Dataset rows describing interfaces:
§

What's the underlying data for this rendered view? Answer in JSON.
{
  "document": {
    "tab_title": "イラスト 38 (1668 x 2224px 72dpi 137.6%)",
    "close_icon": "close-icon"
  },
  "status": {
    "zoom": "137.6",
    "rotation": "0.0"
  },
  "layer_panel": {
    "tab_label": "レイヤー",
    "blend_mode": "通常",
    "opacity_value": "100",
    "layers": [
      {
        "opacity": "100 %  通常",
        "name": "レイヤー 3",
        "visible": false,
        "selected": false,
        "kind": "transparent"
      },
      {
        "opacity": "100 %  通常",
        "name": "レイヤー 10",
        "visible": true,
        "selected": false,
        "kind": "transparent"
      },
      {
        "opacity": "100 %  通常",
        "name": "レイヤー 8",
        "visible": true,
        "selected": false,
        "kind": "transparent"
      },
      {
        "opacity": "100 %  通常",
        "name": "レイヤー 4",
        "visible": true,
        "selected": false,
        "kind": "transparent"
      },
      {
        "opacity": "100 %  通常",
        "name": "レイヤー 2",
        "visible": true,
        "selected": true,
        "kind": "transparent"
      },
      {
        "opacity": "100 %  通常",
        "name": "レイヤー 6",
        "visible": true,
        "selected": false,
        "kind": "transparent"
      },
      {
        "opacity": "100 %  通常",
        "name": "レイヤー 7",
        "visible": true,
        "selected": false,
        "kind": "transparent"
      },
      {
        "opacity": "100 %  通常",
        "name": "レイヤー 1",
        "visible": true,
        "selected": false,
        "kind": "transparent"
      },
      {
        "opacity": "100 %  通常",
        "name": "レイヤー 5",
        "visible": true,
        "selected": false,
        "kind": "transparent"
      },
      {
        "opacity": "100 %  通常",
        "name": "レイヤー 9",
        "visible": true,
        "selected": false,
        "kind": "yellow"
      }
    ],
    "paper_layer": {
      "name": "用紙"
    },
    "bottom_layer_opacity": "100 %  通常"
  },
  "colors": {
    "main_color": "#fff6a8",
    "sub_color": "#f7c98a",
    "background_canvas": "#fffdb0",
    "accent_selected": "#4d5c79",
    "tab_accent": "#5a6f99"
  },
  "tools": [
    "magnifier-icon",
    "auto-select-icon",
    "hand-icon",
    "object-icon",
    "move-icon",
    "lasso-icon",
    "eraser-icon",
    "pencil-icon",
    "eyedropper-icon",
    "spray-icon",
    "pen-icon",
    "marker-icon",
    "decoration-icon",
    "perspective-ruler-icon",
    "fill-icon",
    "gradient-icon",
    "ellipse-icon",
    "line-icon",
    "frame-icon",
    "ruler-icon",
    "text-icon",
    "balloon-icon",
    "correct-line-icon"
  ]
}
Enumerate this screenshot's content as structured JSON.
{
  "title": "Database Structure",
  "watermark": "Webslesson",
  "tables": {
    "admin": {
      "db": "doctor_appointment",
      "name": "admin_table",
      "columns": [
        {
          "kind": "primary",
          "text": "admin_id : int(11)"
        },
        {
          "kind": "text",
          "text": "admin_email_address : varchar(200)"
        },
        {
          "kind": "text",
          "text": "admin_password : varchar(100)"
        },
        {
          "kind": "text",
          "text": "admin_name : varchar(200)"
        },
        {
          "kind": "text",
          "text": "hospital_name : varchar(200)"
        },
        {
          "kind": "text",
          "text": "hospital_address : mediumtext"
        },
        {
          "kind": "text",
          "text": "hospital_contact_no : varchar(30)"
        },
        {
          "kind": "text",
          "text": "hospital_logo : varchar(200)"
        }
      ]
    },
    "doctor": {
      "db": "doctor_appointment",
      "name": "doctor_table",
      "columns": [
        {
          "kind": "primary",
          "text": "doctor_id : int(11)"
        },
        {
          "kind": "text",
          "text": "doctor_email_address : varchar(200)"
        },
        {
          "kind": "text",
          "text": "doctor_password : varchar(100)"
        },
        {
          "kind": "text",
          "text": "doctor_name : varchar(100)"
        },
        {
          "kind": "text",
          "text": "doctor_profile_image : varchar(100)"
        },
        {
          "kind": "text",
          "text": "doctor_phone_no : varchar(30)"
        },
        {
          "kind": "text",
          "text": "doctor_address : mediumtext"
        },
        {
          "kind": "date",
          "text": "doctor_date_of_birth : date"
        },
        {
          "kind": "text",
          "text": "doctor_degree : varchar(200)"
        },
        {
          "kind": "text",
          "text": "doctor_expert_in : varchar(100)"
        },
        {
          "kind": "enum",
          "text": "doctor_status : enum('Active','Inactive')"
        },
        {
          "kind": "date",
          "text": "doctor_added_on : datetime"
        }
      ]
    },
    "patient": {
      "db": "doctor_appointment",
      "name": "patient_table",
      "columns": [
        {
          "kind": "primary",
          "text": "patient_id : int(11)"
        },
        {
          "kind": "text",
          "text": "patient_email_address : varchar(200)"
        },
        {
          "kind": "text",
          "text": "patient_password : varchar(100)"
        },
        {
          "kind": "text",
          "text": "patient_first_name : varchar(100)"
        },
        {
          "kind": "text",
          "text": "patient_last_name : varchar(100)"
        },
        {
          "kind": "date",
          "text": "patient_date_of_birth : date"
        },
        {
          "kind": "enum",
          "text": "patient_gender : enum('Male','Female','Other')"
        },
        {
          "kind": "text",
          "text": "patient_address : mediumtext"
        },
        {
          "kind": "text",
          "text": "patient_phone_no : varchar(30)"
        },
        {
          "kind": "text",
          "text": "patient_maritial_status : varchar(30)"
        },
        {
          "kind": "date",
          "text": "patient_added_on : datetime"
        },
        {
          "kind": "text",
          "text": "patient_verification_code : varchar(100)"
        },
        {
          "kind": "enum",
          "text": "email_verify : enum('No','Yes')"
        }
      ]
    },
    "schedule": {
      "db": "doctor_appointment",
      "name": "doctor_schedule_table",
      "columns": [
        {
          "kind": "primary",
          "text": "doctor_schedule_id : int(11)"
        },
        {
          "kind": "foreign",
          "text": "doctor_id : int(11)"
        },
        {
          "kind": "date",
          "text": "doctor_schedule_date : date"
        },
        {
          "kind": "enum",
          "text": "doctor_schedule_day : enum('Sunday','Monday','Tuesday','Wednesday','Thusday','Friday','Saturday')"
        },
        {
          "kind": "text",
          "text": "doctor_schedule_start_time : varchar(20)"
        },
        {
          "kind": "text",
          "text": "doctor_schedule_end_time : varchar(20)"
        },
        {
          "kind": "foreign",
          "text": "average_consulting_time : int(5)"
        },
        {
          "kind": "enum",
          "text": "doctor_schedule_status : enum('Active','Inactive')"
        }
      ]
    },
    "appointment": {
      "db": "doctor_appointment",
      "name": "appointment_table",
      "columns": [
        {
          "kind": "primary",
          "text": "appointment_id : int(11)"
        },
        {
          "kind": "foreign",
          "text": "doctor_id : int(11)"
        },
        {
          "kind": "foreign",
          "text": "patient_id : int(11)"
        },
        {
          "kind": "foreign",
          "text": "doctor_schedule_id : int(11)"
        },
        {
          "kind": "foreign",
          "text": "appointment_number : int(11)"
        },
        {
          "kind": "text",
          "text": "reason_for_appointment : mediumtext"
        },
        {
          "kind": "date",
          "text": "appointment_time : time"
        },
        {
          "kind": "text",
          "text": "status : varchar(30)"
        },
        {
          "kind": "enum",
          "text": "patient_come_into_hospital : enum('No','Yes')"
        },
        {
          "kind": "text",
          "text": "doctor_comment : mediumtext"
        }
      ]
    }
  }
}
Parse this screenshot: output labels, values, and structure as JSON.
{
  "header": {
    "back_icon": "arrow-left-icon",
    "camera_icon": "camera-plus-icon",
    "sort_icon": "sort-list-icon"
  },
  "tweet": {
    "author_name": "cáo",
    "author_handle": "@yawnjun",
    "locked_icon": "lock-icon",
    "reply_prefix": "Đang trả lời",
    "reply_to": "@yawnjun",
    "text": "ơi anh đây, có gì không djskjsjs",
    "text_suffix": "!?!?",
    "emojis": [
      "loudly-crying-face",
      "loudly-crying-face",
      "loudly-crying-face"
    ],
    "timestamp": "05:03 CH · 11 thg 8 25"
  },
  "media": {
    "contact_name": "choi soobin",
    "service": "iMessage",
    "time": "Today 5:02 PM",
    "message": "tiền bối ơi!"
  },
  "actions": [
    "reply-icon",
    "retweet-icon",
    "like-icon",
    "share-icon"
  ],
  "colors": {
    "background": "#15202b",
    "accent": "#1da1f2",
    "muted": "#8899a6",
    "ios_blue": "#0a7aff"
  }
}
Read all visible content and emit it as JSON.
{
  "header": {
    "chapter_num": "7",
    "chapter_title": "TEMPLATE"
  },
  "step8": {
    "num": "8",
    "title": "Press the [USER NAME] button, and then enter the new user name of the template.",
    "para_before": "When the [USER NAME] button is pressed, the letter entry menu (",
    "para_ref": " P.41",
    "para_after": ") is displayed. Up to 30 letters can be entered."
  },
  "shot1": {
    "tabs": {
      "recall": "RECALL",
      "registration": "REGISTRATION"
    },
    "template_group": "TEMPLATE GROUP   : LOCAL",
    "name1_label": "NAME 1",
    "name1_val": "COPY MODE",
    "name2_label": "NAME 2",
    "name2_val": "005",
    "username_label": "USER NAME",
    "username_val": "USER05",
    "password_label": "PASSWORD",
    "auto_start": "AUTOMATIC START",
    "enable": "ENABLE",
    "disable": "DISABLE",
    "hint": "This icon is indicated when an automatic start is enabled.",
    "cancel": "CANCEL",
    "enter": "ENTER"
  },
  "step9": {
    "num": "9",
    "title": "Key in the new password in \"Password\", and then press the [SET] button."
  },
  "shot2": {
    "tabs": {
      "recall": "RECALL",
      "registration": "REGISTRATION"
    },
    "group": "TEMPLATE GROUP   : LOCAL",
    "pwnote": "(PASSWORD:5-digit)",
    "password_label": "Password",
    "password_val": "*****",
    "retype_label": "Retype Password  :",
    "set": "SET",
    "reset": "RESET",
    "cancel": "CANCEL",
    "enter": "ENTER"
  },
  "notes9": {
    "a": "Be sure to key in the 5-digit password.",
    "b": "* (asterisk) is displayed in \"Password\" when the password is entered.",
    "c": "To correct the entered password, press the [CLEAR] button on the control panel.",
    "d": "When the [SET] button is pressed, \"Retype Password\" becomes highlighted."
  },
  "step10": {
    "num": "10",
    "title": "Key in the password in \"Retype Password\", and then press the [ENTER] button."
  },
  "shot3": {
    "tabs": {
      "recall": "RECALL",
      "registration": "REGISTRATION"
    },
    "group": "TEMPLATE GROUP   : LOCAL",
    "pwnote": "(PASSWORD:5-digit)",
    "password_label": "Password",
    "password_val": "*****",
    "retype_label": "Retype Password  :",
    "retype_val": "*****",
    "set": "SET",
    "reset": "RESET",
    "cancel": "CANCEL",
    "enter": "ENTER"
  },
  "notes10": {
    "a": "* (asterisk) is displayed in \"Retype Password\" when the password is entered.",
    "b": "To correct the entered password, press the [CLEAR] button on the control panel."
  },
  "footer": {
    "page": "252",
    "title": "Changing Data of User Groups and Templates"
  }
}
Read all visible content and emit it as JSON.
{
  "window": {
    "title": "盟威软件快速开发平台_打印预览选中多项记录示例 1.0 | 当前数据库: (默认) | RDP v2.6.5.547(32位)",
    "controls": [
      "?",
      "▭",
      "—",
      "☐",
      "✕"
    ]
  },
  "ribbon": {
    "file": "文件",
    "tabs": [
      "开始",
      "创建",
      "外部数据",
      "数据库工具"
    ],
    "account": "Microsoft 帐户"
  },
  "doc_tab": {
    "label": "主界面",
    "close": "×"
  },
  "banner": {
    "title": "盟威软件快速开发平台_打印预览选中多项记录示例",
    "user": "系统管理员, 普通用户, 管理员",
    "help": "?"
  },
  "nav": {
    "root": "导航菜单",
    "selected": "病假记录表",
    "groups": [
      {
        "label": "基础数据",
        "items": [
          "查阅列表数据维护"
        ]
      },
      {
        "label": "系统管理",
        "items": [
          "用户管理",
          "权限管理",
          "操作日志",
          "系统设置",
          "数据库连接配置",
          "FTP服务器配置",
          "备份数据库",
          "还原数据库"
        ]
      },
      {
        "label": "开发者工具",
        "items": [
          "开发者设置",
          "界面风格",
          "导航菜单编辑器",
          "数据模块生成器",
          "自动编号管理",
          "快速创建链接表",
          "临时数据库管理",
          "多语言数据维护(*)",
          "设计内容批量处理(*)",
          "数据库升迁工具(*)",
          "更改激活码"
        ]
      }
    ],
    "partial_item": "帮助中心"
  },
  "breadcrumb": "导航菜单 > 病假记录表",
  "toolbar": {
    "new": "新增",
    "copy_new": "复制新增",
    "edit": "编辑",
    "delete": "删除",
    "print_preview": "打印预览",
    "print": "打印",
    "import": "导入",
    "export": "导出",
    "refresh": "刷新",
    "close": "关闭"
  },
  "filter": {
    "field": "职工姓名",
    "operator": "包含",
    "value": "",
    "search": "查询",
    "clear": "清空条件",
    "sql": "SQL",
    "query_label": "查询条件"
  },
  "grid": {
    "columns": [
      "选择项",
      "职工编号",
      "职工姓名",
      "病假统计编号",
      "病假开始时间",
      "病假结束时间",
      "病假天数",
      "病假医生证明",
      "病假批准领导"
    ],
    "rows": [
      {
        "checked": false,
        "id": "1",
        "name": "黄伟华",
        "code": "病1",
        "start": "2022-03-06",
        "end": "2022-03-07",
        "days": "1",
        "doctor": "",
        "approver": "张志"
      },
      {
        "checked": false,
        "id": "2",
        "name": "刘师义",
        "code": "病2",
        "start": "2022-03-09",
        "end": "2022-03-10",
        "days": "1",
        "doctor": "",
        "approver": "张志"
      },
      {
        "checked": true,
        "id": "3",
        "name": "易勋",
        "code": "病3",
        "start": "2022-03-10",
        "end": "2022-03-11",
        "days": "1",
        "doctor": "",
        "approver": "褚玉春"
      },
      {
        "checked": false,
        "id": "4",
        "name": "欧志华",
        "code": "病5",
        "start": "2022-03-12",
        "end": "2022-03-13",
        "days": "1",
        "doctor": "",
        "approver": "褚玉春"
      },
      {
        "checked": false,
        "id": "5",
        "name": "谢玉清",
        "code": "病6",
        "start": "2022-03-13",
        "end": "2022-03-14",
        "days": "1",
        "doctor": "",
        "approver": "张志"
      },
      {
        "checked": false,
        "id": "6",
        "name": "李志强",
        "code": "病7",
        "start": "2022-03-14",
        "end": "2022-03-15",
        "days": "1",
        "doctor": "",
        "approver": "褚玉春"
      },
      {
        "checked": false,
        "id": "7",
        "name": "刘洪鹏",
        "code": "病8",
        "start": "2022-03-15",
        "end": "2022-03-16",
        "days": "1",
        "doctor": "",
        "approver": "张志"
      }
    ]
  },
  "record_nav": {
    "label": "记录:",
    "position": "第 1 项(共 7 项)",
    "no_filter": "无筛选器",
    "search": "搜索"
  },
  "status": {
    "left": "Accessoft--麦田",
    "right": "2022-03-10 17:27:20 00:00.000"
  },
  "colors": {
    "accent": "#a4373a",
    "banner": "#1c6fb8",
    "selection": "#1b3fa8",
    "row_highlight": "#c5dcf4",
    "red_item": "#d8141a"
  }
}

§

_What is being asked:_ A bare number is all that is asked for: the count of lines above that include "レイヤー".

_The completed task:_ 11